Well-known genealogist and speaker Loretto Dennis ("Lou") Szucs has officially retired from her top position at Ancestry "to spend more time with her family." Also well-known for her many books, including "The Source: A Guidebook of American Genealogy," she has been a longtime member of the Illinois State Genealogical Society, has held various positions in several genealogical societies for the
Radio is dead! Long live radio! Thousands of radio stations populate the Internet from the Antilles to Zambia. If you prefer local stations, they usually sound better online than over-the-air. Listening to Internet radio once required a computer, or more recently your smartphone or tablet. Now you finally can enjoy Internet radio the same way you enjoy conventional radio.
Dr. David Dobson, noted author of books pertaining to Scottish origins of American colonists, has introduced a new series designed to identify the origins of Scottish Highlanders who traveled to America prior to the Great Highland Migration that began in the 1730s.
His first volume lists groups of Highlanders from Argyll who headed for North Carolina and New York.
The Abraham Lincoln Presidential Library in Springfield maintains one of the largest collections of photographs of Illinois Civil War soldiers and they are being made available to researchers on the Internet. Known at The Boys in Blue, the database can be searched at http://goo.gl/9FKgac for an individual, a military unit, residence, etc.
The Abraham Lincoln Presidential Library's Newspaper Collection has over 5,000 newspaper titles on almost 100,000 reels of microfilm. An index compiled by James N.
Where can genealogical researchers go to attend any one of 150 genealogical seminars/workshops to be taught by more than 80 experts in their field?
Answer: This year the location is St. Louis, Mo., and May 13-16 are the dates for the National Genealogical Society's (NGS) annual conference, "Crossroads of America."

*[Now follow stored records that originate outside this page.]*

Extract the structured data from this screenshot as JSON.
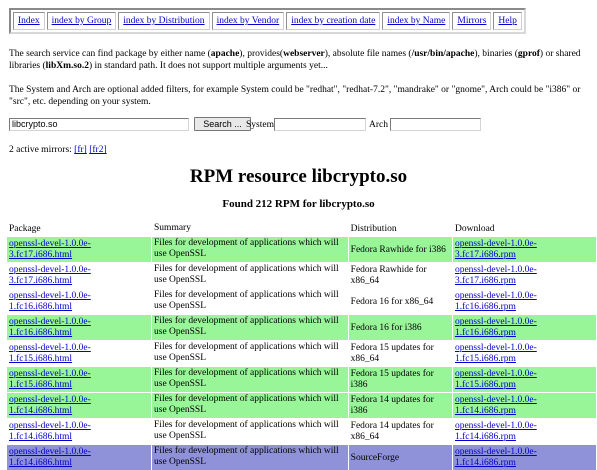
{
  "nav": [
    {
      "label": "Index"
    },
    {
      "label": "index by Group"
    },
    {
      "label": "index by Distribution"
    },
    {
      "label": "index by Vendor"
    },
    {
      "label": "index by creation date"
    },
    {
      "label": "index by Name"
    },
    {
      "label": "Mirrors"
    },
    {
      "label": "Help"
    }
  ],
  "intro": {
    "t1": "The search service can find package by either name (",
    "b1": "apache",
    "t2": "), provides(",
    "b2": "webserver",
    "t3": "), absolute file names (",
    "b3": "/usr/bin/apache",
    "t4": "), binaries (",
    "b4": "gprof",
    "t5": ") or shared libraries (",
    "b5": "libXm.so.2",
    "t6": ") in standard path. It does not support multiple arguments yet..."
  },
  "intro2": "The System and Arch are optional added filters, for example System could be \"redhat\", \"redhat-7.2\", \"mandrake\" or \"gnome\", Arch could be \"i386\" or \"src\", etc. depending on your system.",
  "search": {
    "query_value": "libcrypto.so",
    "button_label": "Search ...",
    "system_label": "System",
    "system_value": "",
    "arch_label": "Arch",
    "arch_value": ""
  },
  "mirrors": {
    "prefix": "2 active mirrors: ",
    "m1": "[fr]",
    "m2": "[fr2]"
  },
  "title": "RPM resource libcrypto.so",
  "subtitle": "Found 212 RPM for libcrypto.so",
  "columns": [
    "Package",
    "Summary",
    "Distribution",
    "Download"
  ],
  "colors": {
    "green": "#98f598",
    "light": "#ffffff",
    "header": "#ffffff",
    "sourceforge": "#8f92d8"
  },
  "rows": [
    {
      "package": "openssl-devel-1.0.0e-3.fc17.i686.html",
      "summary": "Files for development of applications which will use OpenSSL",
      "distribution": "Fedora Rawhide for i386",
      "download": "openssl-devel-1.0.0e-3.fc17.i686.rpm",
      "style": "green"
    },
    {
      "package": "openssl-devel-1.0.0e-3.fc17.i686.html",
      "summary": "Files for development of applications which will use OpenSSL",
      "distribution": "Fedora Rawhide for x86_64",
      "download": "openssl-devel-1.0.0e-3.fc17.i686.rpm",
      "style": "light"
    },
    {
      "package": "openssl-devel-1.0.0e-1.fc16.i686.html",
      "summary": "Files for development of applications which will use OpenSSL",
      "distribution": "Fedora 16 for x86_64",
      "download": "openssl-devel-1.0.0e-1.fc16.i686.rpm",
      "style": "light"
    },
    {
      "package": "openssl-devel-1.0.0e-1.fc16.i686.html",
      "summary": "Files for development of applications which will use OpenSSL",
      "distribution": "Fedora 16 for i386",
      "download": "openssl-devel-1.0.0e-1.fc16.i686.rpm",
      "style": "green"
    },
    {
      "package": "openssl-devel-1.0.0e-1.fc15.i686.html",
      "summary": "Files for development of applications which will use OpenSSL",
      "distribution": "Fedora 15 updates for x86_64",
      "download": "openssl-devel-1.0.0e-1.fc15.i686.rpm",
      "style": "light"
    },
    {
      "package": "openssl-devel-1.0.0e-1.fc15.i686.html",
      "summary": "Files for development of applications which will use OpenSSL",
      "distribution": "Fedora 15 updates for i386",
      "download": "openssl-devel-1.0.0e-1.fc15.i686.rpm",
      "style": "green"
    },
    {
      "package": "openssl-devel-1.0.0e-1.fc14.i686.html",
      "summary": "Files for development of applications which will use OpenSSL",
      "distribution": "Fedora 14 updates for i386",
      "download": "openssl-devel-1.0.0e-1.fc14.i686.rpm",
      "style": "green"
    },
    {
      "package": "openssl-devel-1.0.0e-1.fc14.i686.html",
      "summary": "Files for development of applications which will use OpenSSL",
      "distribution": "Fedora 14 updates for x86_64",
      "download": "openssl-devel-1.0.0e-1.fc14.i686.rpm",
      "style": "light"
    },
    {
      "package": "openssl-devel-1.0.0e-1.fc14.i686.html",
      "summary": "Files for development of applications which will use OpenSSL",
      "distribution": "SourceForge",
      "download": "openssl-devel-1.0.0e-1.fc14.i686.rpm",
      "style": "sourceforge"
    }
  ]
}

What started out as a "long shot" idea — the world's largest family reunion — is developing into something quite impressive, especially since the National Genealogical Society (NGS), the Federation of Genealogical Societies (FGS) and several well-known genealogists have agreed to support the function.
CHAMPAIGN — About two dozen people marched, held signs and even waved a tambourine outside a Champaign AT&T store on Saturday afternoon to protest possible changes to the Internet.
Rally organizer Danielle Chynoweth said the protesters are urging the Federal Communications Commission to maintain a system known as net neutrality.
Writing for the Living section of this paper about a wedding reception might be easier than writing here about TV reception. Strapping a large antenna onto my car to travel around two counties checking local reception defies possibility, so I rely on reports from readers, such as this one: